10 25 50
Description PAC report
Geographic Reach National 
Policy Influence Type Gave evidence to a government review
Description Parliamentary Accounts Committee
Geographic Reach National 
Policy Influence Type Gave evidence to a government review
Description Policy Research Programme
Amount £267,733 (GBP)
Funding ID 019/0050 
Organisation Department of Health Social Services and Public Safety (DHSSPS) 
Sector Public
Country United Kingdom
Start 12/2010 
End 11/2013
Title I STRAT site visits 
Description Data base of views of infection control teams ward managers and bed managers on isoaltion and new strategies 
Type Of Material Improvements to research infrastructure 
Provided To Others? No  
Impact None at present 
Title adoption of new temporary isolation screens developed by NHS Innovations and of admission and discharge screening as an outcome measure for MRSA intervention trials 
Description Easy to erect screens that separate patients and provide a temporary isoaltion barrier. 
Type Of Material Improvements to research infrastructure 
Provided To Others? No  
Impact None 
Description National Audit Office -I-Strat collaboration 
Organisation National Audit Office
Country United Kingdom 
Sector Public 
PI Contribution Team created questionns for NAO national mandatory survey on infection control regarding Isolation, Hand hygiene, antibiotic management, screening and piloteed emtrire questionnaire to chief executives, DIPCs and ICTs
Collaborator Contribution Quality control of our data.

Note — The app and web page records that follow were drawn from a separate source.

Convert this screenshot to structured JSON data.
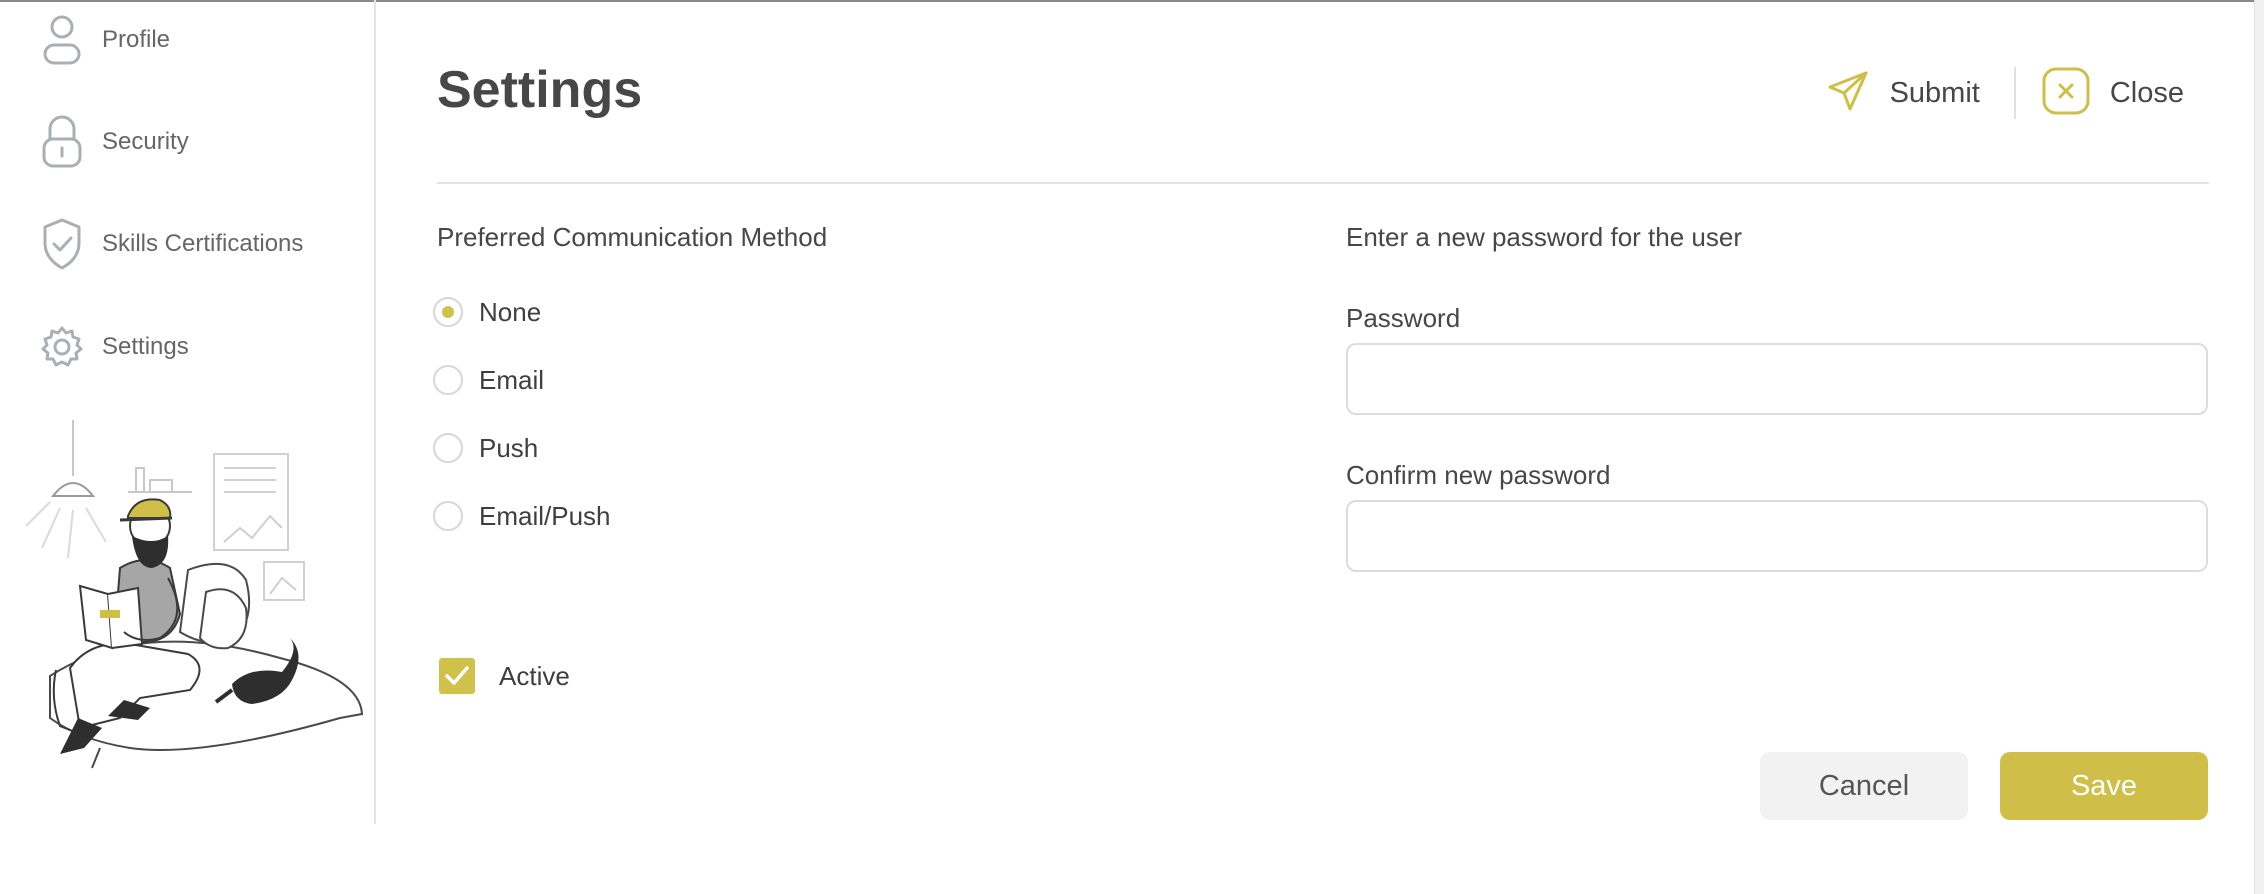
{
  "sidebar": {
    "items": [
      {
        "label": "Profile",
        "icon": "user-icon"
      },
      {
        "label": "Security",
        "icon": "lock-icon"
      },
      {
        "label": "Skills Certifications",
        "icon": "shield-check-icon"
      },
      {
        "label": "Settings",
        "icon": "gear-icon"
      }
    ],
    "illustration": "person-reading-illustration"
  },
  "header": {
    "title": "Settings",
    "submit_label": "Submit",
    "close_label": "Close"
  },
  "communication": {
    "title": "Preferred Communication Method",
    "options": [
      "None",
      "Email",
      "Push",
      "Email/Push"
    ],
    "selected": "None"
  },
  "password": {
    "title": "Enter a new password for the user",
    "password_label": "Password",
    "password_value": "",
    "confirm_label": "Confirm new password",
    "confirm_value": ""
  },
  "active": {
    "label": "Active",
    "checked": true
  },
  "footer": {
    "cancel_label": "Cancel",
    "save_label": "Save"
  },
  "colors": {
    "accent": "#cfbf48",
    "text": "#474747",
    "icon_gray": "#a8b0b6"
  }
}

Facilitation of the second phase of the MRC funded ISTRAT study
Impact Report from NOA which has gone to Palriamentray Accounts Committee. This has recommended urgent evaluation of national MRSA screening efforts and we have been asked to put a full proposal to the DoH for funding. We are also in discussion about studying the relationship between infection control interventions and proactices detaield in the NAO report and levels of HCAI.
Start Year 2008
Description National Focus meeting 
Form Of Engagement Activity A formal working group, expert panel or dialogue
Part Of Official Scheme? No
Primary Audience Health professionals
Results and Impact 30 infection control health care professionlals and representatives of lay organisations participated in a workshop disseminating the results of hospital visits and interveiews on isoaltion practices and preferences.

This lead to a conocensus agrement on prefered isolation stratgeis to test out, and to agreement on outcome measures (eg MRSA discharge screens) acceptable to patients and staff
Year(s) Of Engagement Activity 2010
Description Publication NAO report 
Form Of Engagement Activity A magazine, newsletter or online publication
Part Of Official Scheme? Yes
Primary Audience Policymakers/politicians
Results and Impact NAO report publsihed on line and released to all hospitals. Report to Parliamentary Accounts committee who responded in Novemeber 2009

PAC urgently wanted study of implementation, effectiveness and cost-effectiveness of national MRSA screening programme. We entered into discussions with DoH who asked us to submit a formal proposal to study this. They are currently making a business case to fund it.
Year(s) Of Engagement Activity 2008,2009